The Real Estate Roundtable, one of the CRE industry’s most active lobbying groups, said in a statement that the major planks of tax and financial regulatory reform, infrastructure investment, immigration issues, energy policy and physical and cyber security will all present opportunities to advance the economy and the stability of U.S. real estate markets.
According to Roundtable CEO and President Jeffrey D. DeBoer, “Real estate public policies are non-partisan. They should be based on objective economic principles, responsive to changing economic cycles and sensitive to societal demands.”
Sanjay adds that stricter immigration laws are imminent. In the short-run, displacement of population could reduce national consumption side of the GDP equation. For the apartment market, more immigrant renters may double up, reducing occupancy.

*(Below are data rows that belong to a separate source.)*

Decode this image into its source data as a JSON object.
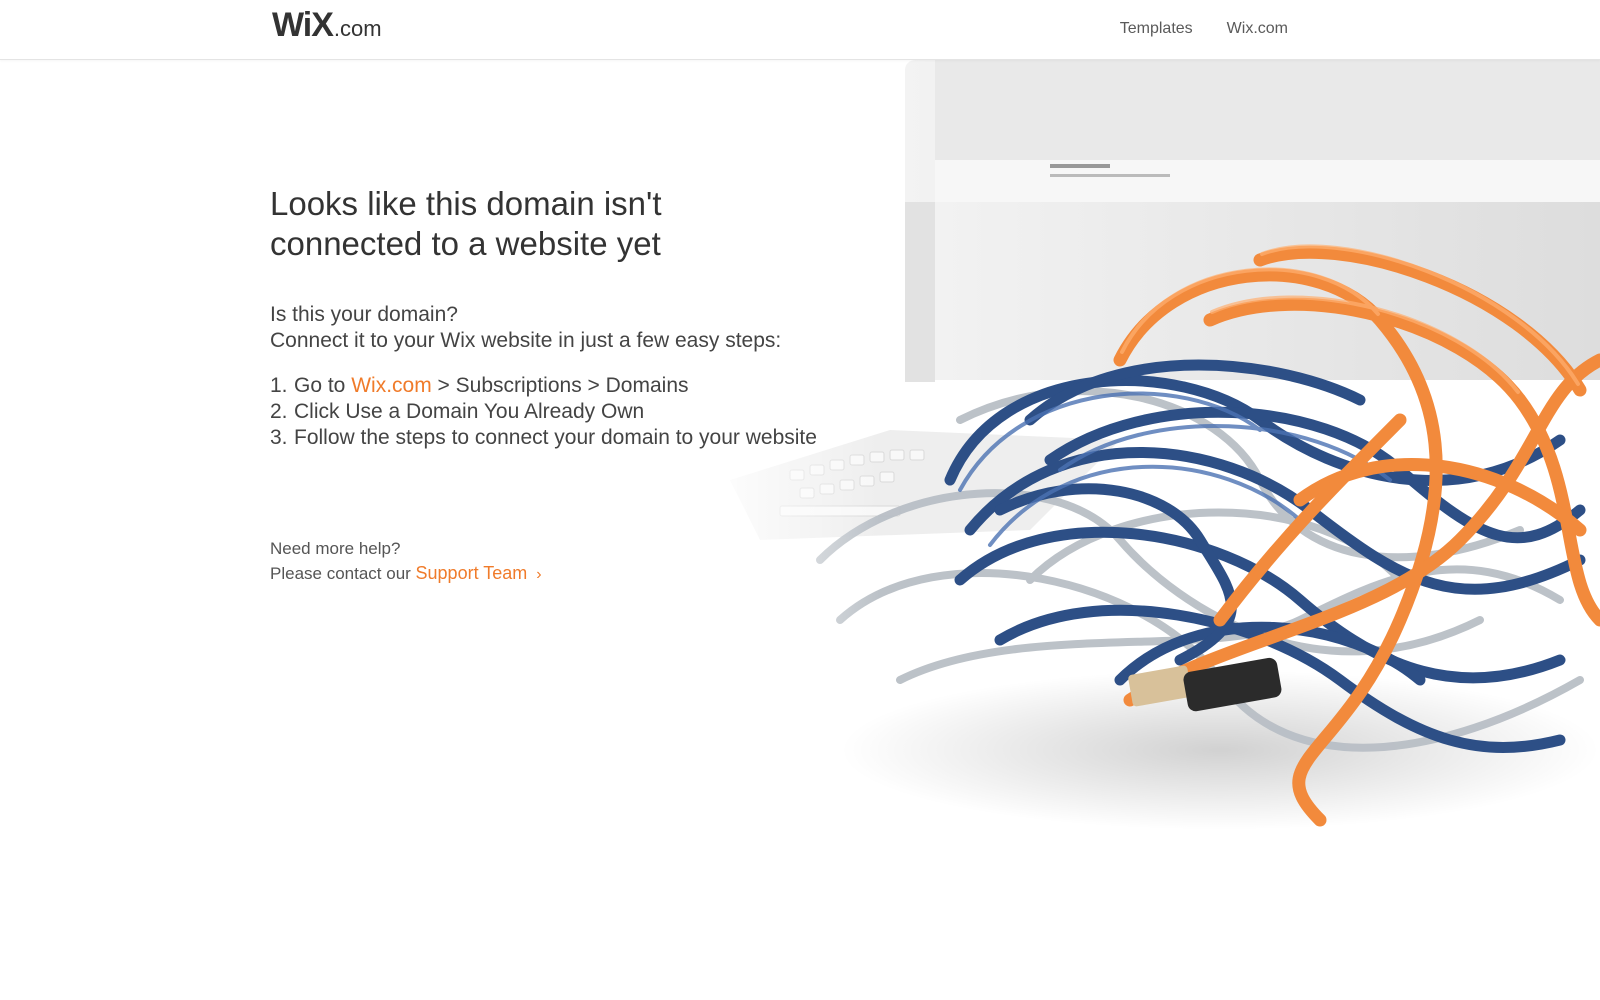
{
  "header": {
    "logo_main": "WiX",
    "logo_suffix": ".com",
    "nav": [
      {
        "label": "Templates"
      },
      {
        "label": "Wix.com"
      }
    ]
  },
  "main": {
    "headline_line1": "Looks like this domain isn't",
    "headline_line2": "connected to a website yet",
    "question": "Is this your domain?",
    "intro": "Connect it to your Wix website in just a few easy steps:",
    "steps": [
      {
        "num": "1.",
        "prefix": "Go to ",
        "link": "Wix.com",
        "suffix": " > Subscriptions > Domains"
      },
      {
        "num": "2.",
        "text": "Click Use a Domain You Already Own"
      },
      {
        "num": "3.",
        "text": "Follow the steps to connect your domain to your website"
      }
    ]
  },
  "help": {
    "title": "Need more help?",
    "prefix": "Please contact our ",
    "link": "Support Team",
    "chevron": "›"
  },
  "colors": {
    "accent": "#f07b2a",
    "text": "#3b3b3b",
    "cable_orange": "#f28a3c",
    "cable_blue": "#2d4f86"
  },
  "icons": [
    "wix-logo",
    "chevron-right-icon"
  ]
}
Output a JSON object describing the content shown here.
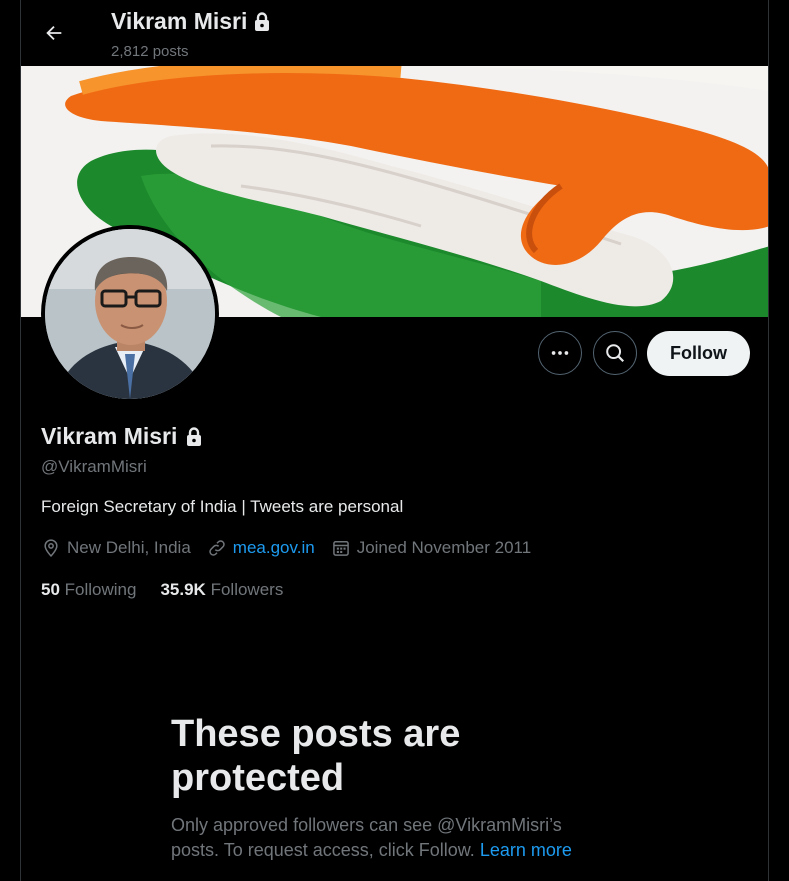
{
  "header": {
    "back_icon": "arrow-left-icon",
    "name": "Vikram Misri",
    "lock_icon": "lock-icon",
    "posts_count": "2,812 posts"
  },
  "actions": {
    "more_icon": "more-horizontal-icon",
    "search_icon": "search-icon",
    "follow_label": "Follow"
  },
  "profile": {
    "name": "Vikram Misri",
    "handle": "@VikramMisri",
    "bio": "Foreign Secretary of India | Tweets are personal",
    "location": "New Delhi, India",
    "website": "mea.gov.in",
    "joined": "Joined November 2011",
    "following_count": "50",
    "following_label": "Following",
    "followers_count": "35.9K",
    "followers_label": "Followers"
  },
  "protected": {
    "title": "These posts are protected",
    "text": "Only approved followers can see @VikramMisri’s posts. To request access, click Follow.",
    "link": "Learn more"
  },
  "colors": {
    "background": "#000000",
    "text": "#e7e9ea",
    "muted": "#71767b",
    "link": "#1d9bf0",
    "follow_bg": "#eff3f4"
  }
}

“Over the past ten years, approximately two-thirds of new renter households were foreign-born and minorities,” Munger says. “Stricter immigration policy would absolutely impede that growth moving forward, but we just don’t know how much yet.”
During an interview Nov. 13 on 60 minutes, Trump said he planned to immediately deport 2 million to 3 million undocumented immigrants who “have criminal records.”
Trump added that after securing the border, his Administration would make a “determination” on the remaining undocumented immigrants in the country “after everything gets normalized.”
According to The Washington Post Fact Checker, Trump likely gets his estimates from a Department of Homeland Security fiscal 2013 report stating that there were 1.9 million “removable criminal aliens.”
Randyl Drummer, CoStar, Senior News Editor, Los Angeles, weighed in on tax policy. “Most of president-elect Trump’s proposed policies on corporate, individual and foreign taxes have been widely embraced by the real estate and financial industries, with the exception of Trump’s vow during the campaign to scrap the deduction for carried interest income.”
Drummer adds that previous guidance provided by the Trump campaign reported that Trump’s tax reform plan would reduce marginal tax rates on individuals (top rate of 25 percent) and businesses (top rate of 15 percent), increase the standard deduction to nearly four times current levels, and put a cap on existing tax breaks other than mortgage interest and charitable giving.
“Regarding real estate ownership and investment, Trump said he would tax long-term capital gains at a maximum rate of 20 percent, impose a ‘reasonable cap’ on the deductibility of business interest expense, and tax carried interest as ordinary income,” Drummer writes.
Economists considered that potential Trump policies could put additional dollars in consumers’ pockets and therefore increase consumption to help boost GDP, and perhaps job growth. This would occur, for example, through potentially less cost for health care (for citizens and employers), child-care tax credits and higher wages for low-skilled workers.
“Trump said he also plans a $1 trillion infrastructure spending program over the next decade that could boost construction, and he also supports energy independence under his America First energy policy approach, and is expected to seek to ease restrictions on new off-shore drilling and fracking … and increase domestic natural gas production and revive U.S. coal mining,” said Drummer.
Sanjay adds, “[we expect the apartment market – and the economy – to be generally positive during the next four years, even though unexpected outside shocks could muddle things up.” If the economy-stimulating policies that Trump espoused during the campaign occur, a recession could be averted, according to Sanjay.
Based on published reports from Axiometrics, CoStar and television program 60 Minutes, with additional input from NAA staff; DeBoer comments reported by CoStar.